Task instructions: Only a number is wanted here: the count of lines in the data below where the string "BTIPZ" occurs.

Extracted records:
* * *
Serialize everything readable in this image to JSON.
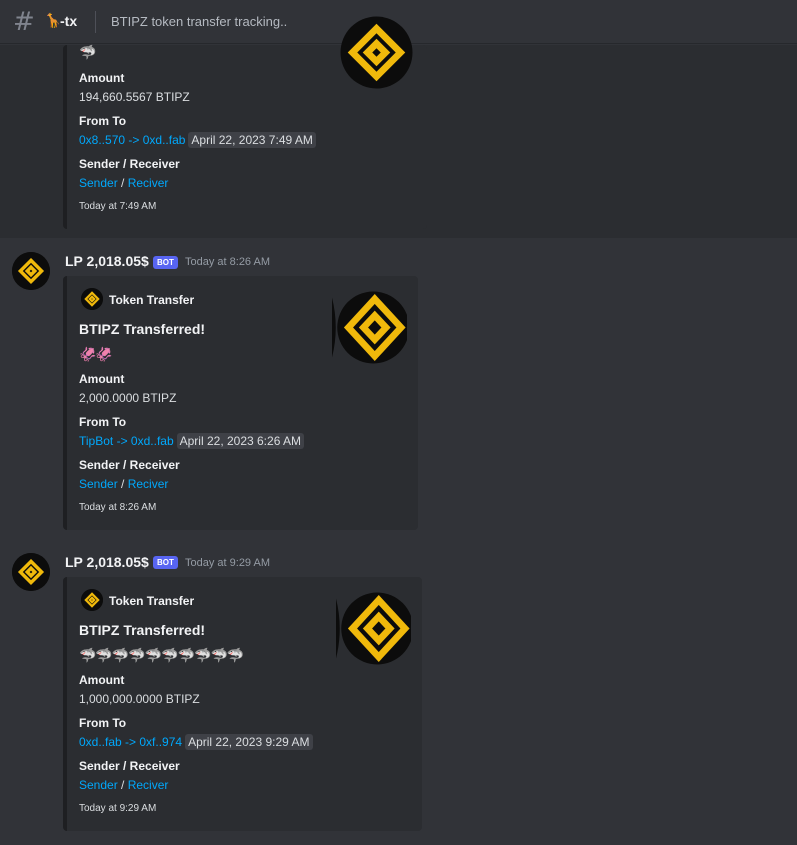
{
  "header": {
    "channel_emoji": "🦒",
    "channel_name": "-tx",
    "topic": "BTIPZ token transfer tracking.."
  },
  "messages": [
    {
      "embed": {
        "emojis": "🦈",
        "amount_label": "Amount",
        "amount": "194,660.5567 BTIPZ",
        "fromto_label": "From To",
        "from": "0x8..570",
        "arrow": " -> ",
        "to": "0xd..fab",
        "timestamp": "April 22, 2023 7:49 AM",
        "sr_label": "Sender / Receiver",
        "sender": "Sender",
        "sep": " / ",
        "receiver": "Reciver",
        "footer": "Today at 7:49 AM"
      }
    },
    {
      "username": "LP 2,018.05$",
      "bot_tag": "BOT",
      "time": "Today at 8:26 AM",
      "embed": {
        "author": "Token Transfer",
        "title": "BTIPZ Transferred!",
        "emojis": "🦑🦑",
        "amount_label": "Amount",
        "amount": "2,000.0000 BTIPZ",
        "fromto_label": "From To",
        "from": "TipBot",
        "arrow": " -> ",
        "to": "0xd..fab",
        "timestamp": "April 22, 2023 6:26 AM",
        "sr_label": "Sender / Receiver",
        "sender": "Sender",
        "sep": " / ",
        "receiver": "Reciver",
        "footer": "Today at 8:26 AM"
      }
    },
    {
      "username": "LP 2,018.05$",
      "bot_tag": "BOT",
      "time": "Today at 9:29 AM",
      "embed": {
        "author": "Token Transfer",
        "title": "BTIPZ Transferred!",
        "emojis": "🦈🦈🦈🦈🦈🦈🦈🦈🦈🦈",
        "amount_label": "Amount",
        "amount": "1,000,000.0000 BTIPZ",
        "fromto_label": "From To",
        "from": "0xd..fab",
        "arrow": " -> ",
        "to": "0xf..974",
        "timestamp": "April 22, 2023 9:29 AM",
        "sr_label": "Sender / Receiver",
        "sender": "Sender",
        "sep": " / ",
        "receiver": "Reciver",
        "footer": "Today at 9:29 AM"
      }
    }
  ],
  "colors": {
    "bnb_gold": "#f0b90b",
    "link": "#00a8fc",
    "bot_tag": "#5865f2"
  },
  "icons": {
    "hash": "hash-icon",
    "logo": "bnb-logo-icon"
  }
}
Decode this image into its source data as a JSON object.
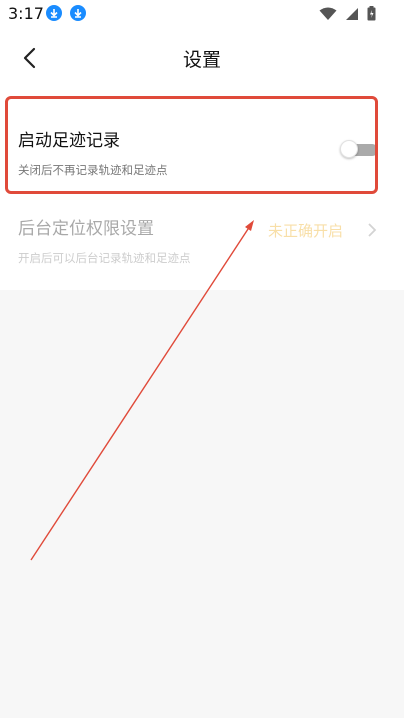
{
  "status_bar": {
    "time": "3:17",
    "icons": [
      "download-icon",
      "download-icon",
      "wifi-icon",
      "signal-icon",
      "battery-icon"
    ]
  },
  "nav": {
    "title": "设置",
    "back_icon": "chevron-left-icon"
  },
  "settings": {
    "footprint": {
      "title": "启动足迹记录",
      "subtitle": "关闭后不再记录轨迹和足迹点",
      "enabled": false
    },
    "background_location": {
      "title": "后台定位权限设置",
      "subtitle": "开启后可以后台记录轨迹和足迹点",
      "status": "未正确开启",
      "status_color": "#f0b431"
    }
  },
  "annotation": {
    "color": "#e04a3a"
  }
}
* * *
Response to this task: 6